• WORK TO COMPLETE
Read through the listing below and return only the lines containing "None".

• PROVIDED ENTRIES
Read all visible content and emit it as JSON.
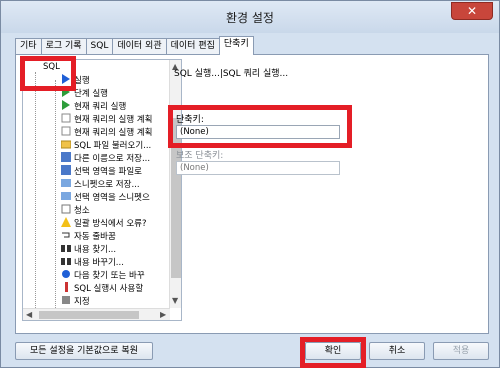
{
  "window": {
    "title": "환경 설정",
    "close_glyph": "✕"
  },
  "tabs": [
    "기타",
    "로그 기록",
    "SQL",
    "데이터 외관",
    "데이터 편집",
    "단축키"
  ],
  "tree": {
    "root": "SQL",
    "selected": "실행",
    "items": [
      {
        "label": "단계 실행",
        "icon": "step-icon"
      },
      {
        "label": "현재 쿼리 실행",
        "icon": "run-query-icon"
      },
      {
        "label": "현재 쿼리의 실행 계획",
        "icon": "plan-icon"
      },
      {
        "label": "현재 쿼리의 실행 계획",
        "icon": "plan-icon"
      },
      {
        "label": "SQL 파일 불러오기...",
        "icon": "open-file-icon"
      },
      {
        "label": "다른 이름으로 저장...",
        "icon": "save-as-icon"
      },
      {
        "label": "선택 영역을 파일로",
        "icon": "save-selection-icon"
      },
      {
        "label": "스니펫으로 저장...",
        "icon": "snippet-icon"
      },
      {
        "label": "선택 영역을 스니펫으",
        "icon": "snippet-icon"
      },
      {
        "label": "청소",
        "icon": "clear-icon"
      },
      {
        "label": "일괄 방식에서 오류?",
        "icon": "warning-icon"
      },
      {
        "label": "자동 줄바꿈",
        "icon": "wrap-icon"
      },
      {
        "label": "내용 찾기...",
        "icon": "find-icon"
      },
      {
        "label": "내용 바꾸기...",
        "icon": "replace-icon"
      },
      {
        "label": "다음 찾기 또는 바꾸",
        "icon": "find-next-icon"
      },
      {
        "label": "SQL 실행시 사용할",
        "icon": "info-icon"
      },
      {
        "label": "지정",
        "icon": "assign-icon"
      }
    ]
  },
  "details": {
    "path": "SQL 실행...|SQL 쿼리 실행...",
    "shortcut_label": "단축키:",
    "shortcut_value": "(None)",
    "secondary_label": "보조 단축키:",
    "secondary_value": "(None)"
  },
  "buttons": {
    "reset": "모든 설정을 기본값으로 복원",
    "ok": "확인",
    "cancel": "취소",
    "apply": "적용"
  },
  "colors": {
    "highlight": "#e41e26",
    "selection_arrow": "#1f5fd6"
  }
}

• COMPLETED EXERCISE
    "shortcut_value": "(None)",
    "secondary_value": "(None)"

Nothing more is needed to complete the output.